◆ Assignment:
Would you find each line in the entries below with the string "label" and copy it?

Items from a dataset
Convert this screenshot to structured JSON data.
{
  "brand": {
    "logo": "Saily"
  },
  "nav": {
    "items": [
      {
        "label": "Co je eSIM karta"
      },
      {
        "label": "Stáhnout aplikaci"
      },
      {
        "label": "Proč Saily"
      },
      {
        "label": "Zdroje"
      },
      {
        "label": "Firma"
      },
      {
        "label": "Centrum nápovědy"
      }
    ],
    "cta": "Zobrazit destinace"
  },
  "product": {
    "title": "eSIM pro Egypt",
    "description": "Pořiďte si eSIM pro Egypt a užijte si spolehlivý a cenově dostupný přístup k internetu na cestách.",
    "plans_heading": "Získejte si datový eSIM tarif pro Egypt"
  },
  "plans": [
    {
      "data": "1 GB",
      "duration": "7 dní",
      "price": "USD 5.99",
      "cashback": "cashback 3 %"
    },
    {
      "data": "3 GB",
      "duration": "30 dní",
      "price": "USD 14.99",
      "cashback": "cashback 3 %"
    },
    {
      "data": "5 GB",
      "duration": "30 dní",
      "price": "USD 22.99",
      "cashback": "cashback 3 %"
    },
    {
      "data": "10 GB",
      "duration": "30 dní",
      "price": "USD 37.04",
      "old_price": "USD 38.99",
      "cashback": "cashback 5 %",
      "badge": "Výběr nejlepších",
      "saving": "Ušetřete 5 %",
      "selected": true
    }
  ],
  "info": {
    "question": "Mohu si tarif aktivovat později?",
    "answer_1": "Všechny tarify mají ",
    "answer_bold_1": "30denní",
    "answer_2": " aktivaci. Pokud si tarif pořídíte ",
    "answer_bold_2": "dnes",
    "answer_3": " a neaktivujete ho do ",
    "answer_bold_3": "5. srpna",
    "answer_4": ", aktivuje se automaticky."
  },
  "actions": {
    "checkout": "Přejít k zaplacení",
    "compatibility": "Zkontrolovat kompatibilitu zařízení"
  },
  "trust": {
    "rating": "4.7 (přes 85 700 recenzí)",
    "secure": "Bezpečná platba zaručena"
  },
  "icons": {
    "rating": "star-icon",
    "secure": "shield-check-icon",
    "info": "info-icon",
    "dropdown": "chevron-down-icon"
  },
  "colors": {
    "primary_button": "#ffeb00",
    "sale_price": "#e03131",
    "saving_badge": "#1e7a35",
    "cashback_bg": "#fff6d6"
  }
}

◆ Solution to the exercise:
        "label": "Co je eSIM karta"
        "label": "Stáhnout aplikaci"
        "label": "Proč Saily"
        "label": "Zdroje"
        "label": "Firma"
        "label": "Centrum nápovědy"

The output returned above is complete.